══ Given data ══
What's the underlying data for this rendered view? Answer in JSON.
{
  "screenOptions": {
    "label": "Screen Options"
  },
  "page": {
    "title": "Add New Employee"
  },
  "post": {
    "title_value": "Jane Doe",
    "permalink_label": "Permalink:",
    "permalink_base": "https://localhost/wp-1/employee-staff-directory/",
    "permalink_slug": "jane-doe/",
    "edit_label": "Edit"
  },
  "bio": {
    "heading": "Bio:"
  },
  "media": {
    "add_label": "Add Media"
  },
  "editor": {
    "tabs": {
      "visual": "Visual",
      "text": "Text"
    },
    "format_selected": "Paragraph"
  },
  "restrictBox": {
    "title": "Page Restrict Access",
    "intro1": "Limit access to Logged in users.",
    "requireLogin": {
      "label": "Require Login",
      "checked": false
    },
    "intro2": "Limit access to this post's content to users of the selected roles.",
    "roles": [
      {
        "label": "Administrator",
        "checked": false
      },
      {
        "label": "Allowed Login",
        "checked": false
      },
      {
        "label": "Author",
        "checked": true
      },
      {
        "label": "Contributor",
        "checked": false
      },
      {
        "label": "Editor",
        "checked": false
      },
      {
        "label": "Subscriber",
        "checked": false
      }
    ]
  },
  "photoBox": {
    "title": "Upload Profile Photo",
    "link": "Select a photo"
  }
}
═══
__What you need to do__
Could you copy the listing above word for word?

__Response for this exercise__
What's the underlying data for this rendered view? Answer in JSON.
{
  "screenOptions": {
    "label": "Screen Options"
  },
  "page": {
    "title": "Add New Employee"
  },
  "post": {
    "title_value": "Jane Doe",
    "permalink_label": "Permalink:",
    "permalink_base": "https://localhost/wp-1/employee-staff-directory/",
    "permalink_slug": "jane-doe/",
    "edit_label": "Edit"
  },
  "bio": {
    "heading": "Bio:"
  },
  "media": {
    "add_label": "Add Media"
  },
  "editor": {
    "tabs": {
      "visual": "Visual",
      "text": "Text"
    },
    "format_selected": "Paragraph"
  },
  "restrictBox": {
    "title": "Page Restrict Access",
    "intro1": "Limit access to Logged in users.",
    "requireLogin": {
      "label": "Require Login",
      "checked": false
    },
    "intro2": "Limit access to this post's content to users of the selected roles.",
    "roles": [
      {
        "label": "Administrator",
        "checked": false
      },
      {
        "label": "Allowed Login",
        "checked": false
      },
      {
        "label": "Author",
        "checked": true
      },
      {
        "label": "Contributor",
        "checked": false
      },
      {
        "label": "Editor",
        "checked": false
      },
      {
        "label": "Subscriber",
        "checked": false
      }
    ]
  },
  "photoBox": {
    "title": "Upload Profile Photo",
    "link": "Select a photo"
  }
}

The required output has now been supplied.